The Castles of Edward I
Edward won’t win any popularity prizes in Wales, but he could build a castle (or rather his master builder, James of St George, certainly knew his stuff). During his conquest of Wales in 1277-83, Edward began building a chain of fortresses that are among the finest in the world. Four of them - Conwy, Harlech, Caernarfon and Beaumaris form a UNESCO World Heritage Site. All were besieged by Owain Glyndŵr during his uprising in 1400-15; of the four, only Caernarfon remained unbreached.
The Industrial Revolution
There were once 60 coal pits working two seams in North Wales, and the thriving Bersham Heritage Centre & Ironworks near Wrexham, but it’s the slate industry that made the biggest impression here. Entire mountains have been chewed away by quarries and mines that once produced at 485,000 tons of slate a year and employed 17,000 men. Their story is told brilliantly at the National Slate Museum, based in the old Dinorwig quarry.
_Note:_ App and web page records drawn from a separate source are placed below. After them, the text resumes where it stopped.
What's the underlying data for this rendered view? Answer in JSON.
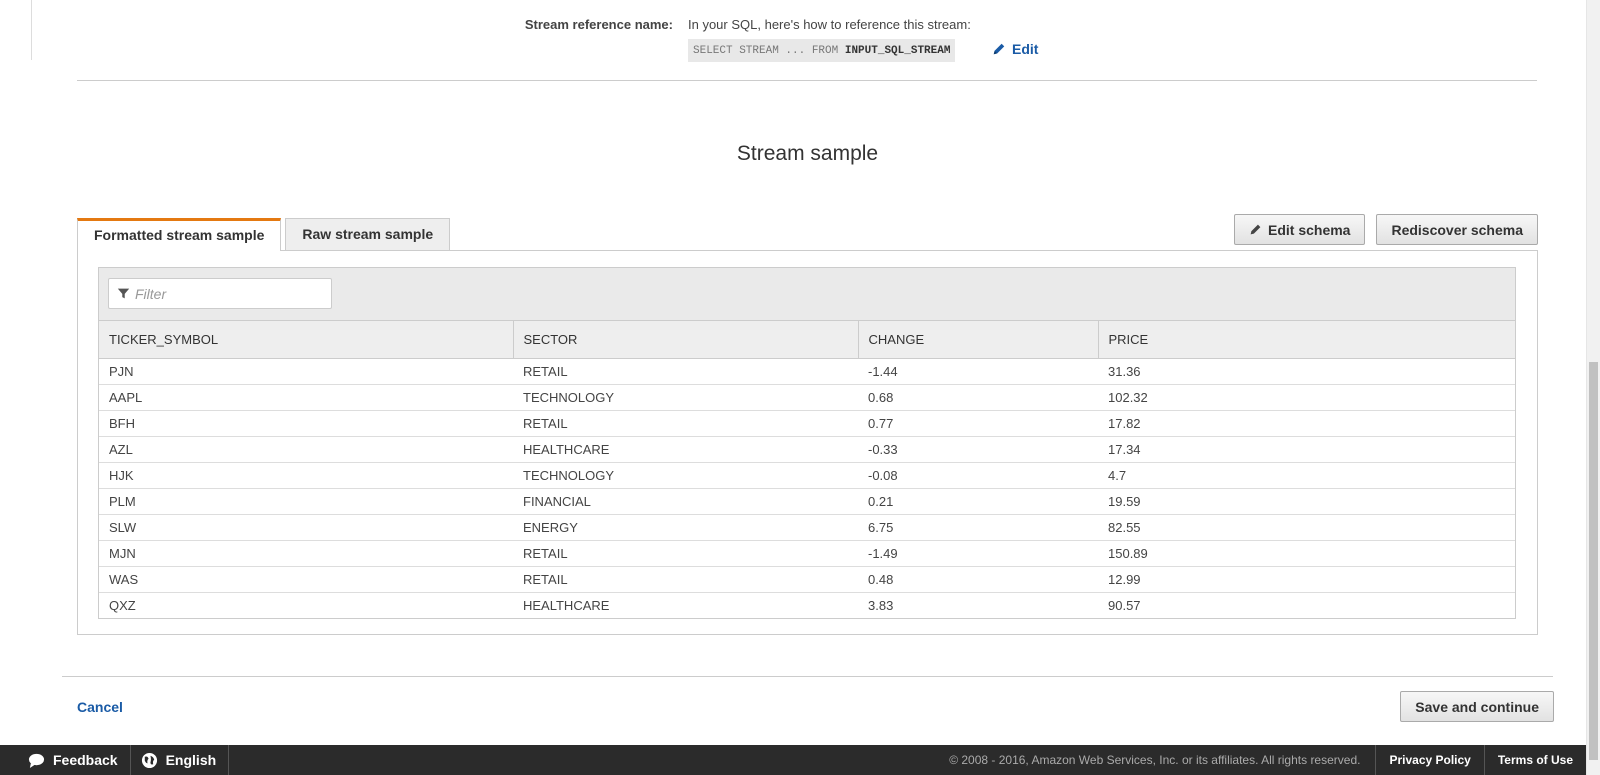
{
  "stream_reference": {
    "label": "Stream reference name:",
    "help_text": "In your SQL, here's how to reference this stream:",
    "code_prefix": "SELECT STREAM ... FROM",
    "code_stream": "INPUT_SQL_STREAM",
    "edit_label": "Edit"
  },
  "section_title": "Stream sample",
  "tabs": [
    {
      "label": "Formatted stream sample",
      "active": true
    },
    {
      "label": "Raw stream sample",
      "active": false
    }
  ],
  "schema_buttons": {
    "edit_schema": "Edit schema",
    "rediscover_schema": "Rediscover schema"
  },
  "filter": {
    "placeholder": "Filter",
    "value": ""
  },
  "table": {
    "columns": [
      "TICKER_SYMBOL",
      "SECTOR",
      "CHANGE",
      "PRICE"
    ],
    "rows": [
      [
        "PJN",
        "RETAIL",
        "-1.44",
        "31.36"
      ],
      [
        "AAPL",
        "TECHNOLOGY",
        "0.68",
        "102.32"
      ],
      [
        "BFH",
        "RETAIL",
        "0.77",
        "17.82"
      ],
      [
        "AZL",
        "HEALTHCARE",
        "-0.33",
        "17.34"
      ],
      [
        "HJK",
        "TECHNOLOGY",
        "-0.08",
        "4.7"
      ],
      [
        "PLM",
        "FINANCIAL",
        "0.21",
        "19.59"
      ],
      [
        "SLW",
        "ENERGY",
        "6.75",
        "82.55"
      ],
      [
        "MJN",
        "RETAIL",
        "-1.49",
        "150.89"
      ],
      [
        "WAS",
        "RETAIL",
        "0.48",
        "12.99"
      ],
      [
        "QXZ",
        "HEALTHCARE",
        "3.83",
        "90.57"
      ]
    ]
  },
  "actions": {
    "cancel": "Cancel",
    "save": "Save and continue"
  },
  "footer": {
    "feedback": "Feedback",
    "language": "English",
    "copyright": "© 2008 - 2016, Amazon Web Services, Inc. or its affiliates. All rights reserved.",
    "privacy": "Privacy Policy",
    "terms": "Terms of Use"
  },
  "colors": {
    "link": "#1a5ba6",
    "active_tab_accent": "#e47911",
    "footer_bg": "#2b2b2b"
  },
  "icons": {
    "edit": "pencil-icon",
    "filter": "filter-icon",
    "feedback": "speech-bubble-icon",
    "language": "globe-icon"
  }
}
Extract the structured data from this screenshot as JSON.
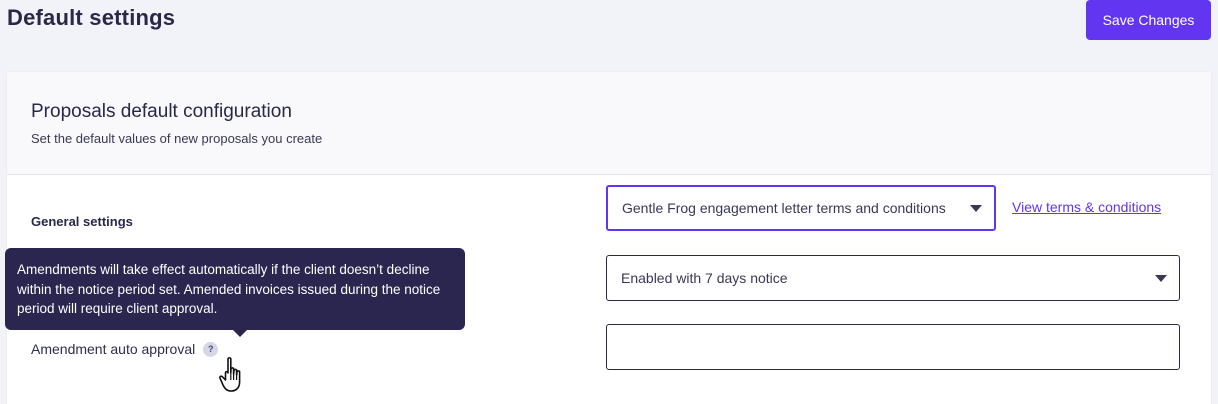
{
  "header": {
    "title": "Default settings",
    "save_label": "Save Changes"
  },
  "card": {
    "title": "Proposals default configuration",
    "subtitle": "Set the default values of new proposals you create"
  },
  "general": {
    "section_title": "General settings",
    "terms": {
      "value": "Gentle Frog engagement letter terms and conditions",
      "link_label": "View terms & conditions"
    },
    "amendment": {
      "label": "Amendment auto approval",
      "help_glyph": "?",
      "value": "Enabled with 7 days notice",
      "tooltip": "Amendments will take effect automatically if the client doesn’t decline within the notice period set. Amended invoices issued during the notice period will require client approval."
    }
  },
  "colors": {
    "accent": "#6235f0",
    "tooltip_bg": "#2b2650",
    "title_text": "#2a2848"
  },
  "icons": {
    "help": "help-icon",
    "caret": "caret-down-icon",
    "pointer": "hand-pointer-icon"
  }
}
The slate was hauled to sea ports by light railways, several of which – like the Talyllyn and Ffestiniog & Welsh Highland railways – have been beautifully preserved. Coal and iron trade left another superb landmark in the Pontcysyllte Aqueduct.
The old aristocracy and new industrial barons acquired huge wealth from their estates and quarries, which they lavished on castles and country houses. Powis Castle has priceless treasures from Clive of India’s conquests, Plas Newydd County house & Gardens has terrific art and historical collections, while Erddig specialises in the ‘upstairs-downstairs’ relationship between the master and servant classes.
Penrhyn Castle was built by wealth dubiously acquired through slavery in Jamaica and hard labour in local slate quarries, which its National Trust custodians unflinchingly recount. Whatever their origins, they’re all lovely places to visit today.
The 20th century
Here’s a quiz question: who is the only British prime minister to have spoken English as his second language? That’ll be David Lloyd George, who grew up in the little Welsh-speaking village of Llanystumdwy, where his childhood home is now the Lloyd George Museum.
He built a local reputation as a campaigner for equality and reform, and was elected to parliament in 1890 by a tiny margin of 18 votes. He served as prime minister from 1916 to 1922, leading the country through the end of the First World War and the tricky aftermath. The social reforms that he pioneered laid the foundation for many of the freedoms we take for granted today.